Make sure font types and sizes are consistent throughout your resume. You may bold or slightly increase the font size of important titles, companies, or other information you wish to highlight, but they should all be consistent. The bullet-pointed text should also match. Pay special attention to space breaks before and after sentences, bullet-points, and new sections. Your right- and left-hand margins should also be identical.
When laying out the building blocks of your resume, consider how our eyes naturally move across a page. Generally, when scanning for information, we read top to bottom, left to right. Remember this when placing your content on the page.
Keep your resume to one page. The ideal font size usually falls between 10-12. If you have three pages of content, do not simply reduce the font size to make it fit. If a magnifying glass if required to read your resume, it will be passed over. Instead, consider reducing the amount of bullet points used to explain sections. Ask yourself, “does this add value to my story?” If you are unsure, the answer is likely “no.” Only keep information which is essential and will leave hiring managers with the greatest impression.
Make sure your resume is clean, polished, and organized. To help achieve this, use indents and equal spacing. Remember, consistency is key! You may also consider using color, but do not go overboard. The majority of your resume should be in black and white. If you choose to integrate a third color to highlight important information, make sure it is easy to read. Darker hues of blue or green are usually safe. Stay away from bright or light colors, as they can be harder to read and appear less professional.
Write for the Job You Want
To give yourself the best chance, you should always tailor your resume to the specific job you want. Don’t worry – this isn’t as much work as it seems! Once you have created the essential building blocks of your resume and have optimized the formatting, it is quite easy to modify it to reflect the job posting for which you are applying.
Once you’re satisfied with your resume, save it on your computer as a template. Every time you find a position that you’d like to apply to, open your resume template and save it as a new document. To tailor your resume to a specific job, read the job posting and identify key words used, such as “student-centered” or “lesson planning”. Make sure to include these in your resume. This is important to do because it is likely that your resume will first pass through an Applicant Tracking System (ATS) before making it to a hiring manager. The ATS will specifically look for phrases and keyworks used in the job posting. If these are reflected in your resume, your chances of moving to the next step are exponentially increased.
Let’s review.

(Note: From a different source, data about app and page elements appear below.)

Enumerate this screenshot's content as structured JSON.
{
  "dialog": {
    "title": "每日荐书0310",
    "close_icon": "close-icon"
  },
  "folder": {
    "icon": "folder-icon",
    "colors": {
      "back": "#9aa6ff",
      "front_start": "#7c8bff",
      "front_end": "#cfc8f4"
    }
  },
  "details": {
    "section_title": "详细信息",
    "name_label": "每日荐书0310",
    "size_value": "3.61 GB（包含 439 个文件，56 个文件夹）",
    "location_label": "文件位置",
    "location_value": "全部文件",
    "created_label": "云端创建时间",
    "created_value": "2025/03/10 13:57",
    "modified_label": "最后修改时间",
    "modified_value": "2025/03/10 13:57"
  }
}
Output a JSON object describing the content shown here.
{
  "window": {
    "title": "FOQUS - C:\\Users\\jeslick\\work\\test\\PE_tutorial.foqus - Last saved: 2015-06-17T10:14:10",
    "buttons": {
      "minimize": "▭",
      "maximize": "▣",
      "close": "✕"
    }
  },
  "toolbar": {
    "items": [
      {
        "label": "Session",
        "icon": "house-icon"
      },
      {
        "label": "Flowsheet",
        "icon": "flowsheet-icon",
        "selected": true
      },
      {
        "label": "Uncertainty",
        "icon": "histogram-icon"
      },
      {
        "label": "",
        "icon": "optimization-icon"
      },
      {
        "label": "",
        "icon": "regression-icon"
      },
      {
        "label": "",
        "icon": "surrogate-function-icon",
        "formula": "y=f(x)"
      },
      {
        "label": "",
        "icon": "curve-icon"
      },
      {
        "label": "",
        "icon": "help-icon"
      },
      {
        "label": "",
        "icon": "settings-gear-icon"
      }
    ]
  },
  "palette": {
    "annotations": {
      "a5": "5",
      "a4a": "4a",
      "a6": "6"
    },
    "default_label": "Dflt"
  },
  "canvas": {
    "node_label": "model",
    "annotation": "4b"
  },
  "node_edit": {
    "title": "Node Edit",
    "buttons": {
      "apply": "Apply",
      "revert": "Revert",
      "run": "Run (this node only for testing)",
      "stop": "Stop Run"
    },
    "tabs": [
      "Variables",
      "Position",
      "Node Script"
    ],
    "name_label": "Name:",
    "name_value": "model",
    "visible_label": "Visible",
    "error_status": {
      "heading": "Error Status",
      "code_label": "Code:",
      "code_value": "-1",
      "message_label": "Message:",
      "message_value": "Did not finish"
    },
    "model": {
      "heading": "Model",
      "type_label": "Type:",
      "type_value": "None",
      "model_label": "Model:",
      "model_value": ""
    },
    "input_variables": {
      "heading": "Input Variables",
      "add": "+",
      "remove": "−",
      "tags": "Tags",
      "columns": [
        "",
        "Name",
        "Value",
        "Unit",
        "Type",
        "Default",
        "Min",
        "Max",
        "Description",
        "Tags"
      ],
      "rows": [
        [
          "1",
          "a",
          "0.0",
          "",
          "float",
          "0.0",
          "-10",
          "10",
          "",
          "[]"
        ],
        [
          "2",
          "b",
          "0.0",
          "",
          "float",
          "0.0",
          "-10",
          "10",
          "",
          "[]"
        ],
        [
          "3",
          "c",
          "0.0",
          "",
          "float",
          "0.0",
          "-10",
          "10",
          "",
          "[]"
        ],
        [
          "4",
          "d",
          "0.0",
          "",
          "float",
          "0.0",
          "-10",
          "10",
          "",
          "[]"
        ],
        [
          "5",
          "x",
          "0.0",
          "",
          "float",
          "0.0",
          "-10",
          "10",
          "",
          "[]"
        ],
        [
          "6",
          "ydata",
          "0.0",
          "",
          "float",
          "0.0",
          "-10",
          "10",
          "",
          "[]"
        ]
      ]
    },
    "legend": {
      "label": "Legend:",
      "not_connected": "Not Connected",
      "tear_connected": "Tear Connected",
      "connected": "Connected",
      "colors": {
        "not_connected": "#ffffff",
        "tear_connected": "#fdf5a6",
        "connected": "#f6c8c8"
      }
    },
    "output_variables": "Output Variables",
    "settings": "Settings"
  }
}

So far, you have:
Created the building blocks of your resume
Used consistent font type and sizes
Made sure your resume is organized and fits on one page
Tailored your resume for a specific job posting
As you prepare to send your resume, you should always do the following:
- Proofread! One small typo may spoil your chances.
- Convert your word document to a PDF. PDFs are more professional. Unless otherwise asked, save your resume as a PDF. If the employer doesn’t specify, send a PDF.
- Personalize the file name. When saving your document, use the naming convention “JohnSmithResume.pdf”. Check the job posting to see if any instructions are provided.
- Send your resume from a professional email address. Avoid nicknames, random words or several numbers. Your email address should include your name and little else. Create a new email address, if necessary.
- Review your voicemail recording. Prepare to be contacted by a hiring manager. If you miss a call, make sure your voicemail message is simple and professional.
Use Nevada Teachers as a Resource!
We’re here to help! We offer our candidates a FREE resume review service. Get in touch with us to learn where to send it. A professional HR manager will look over your resume and provide personalized feedback to help you create a flawless resume. Follow these suggestions and your resume is sure to get noticed!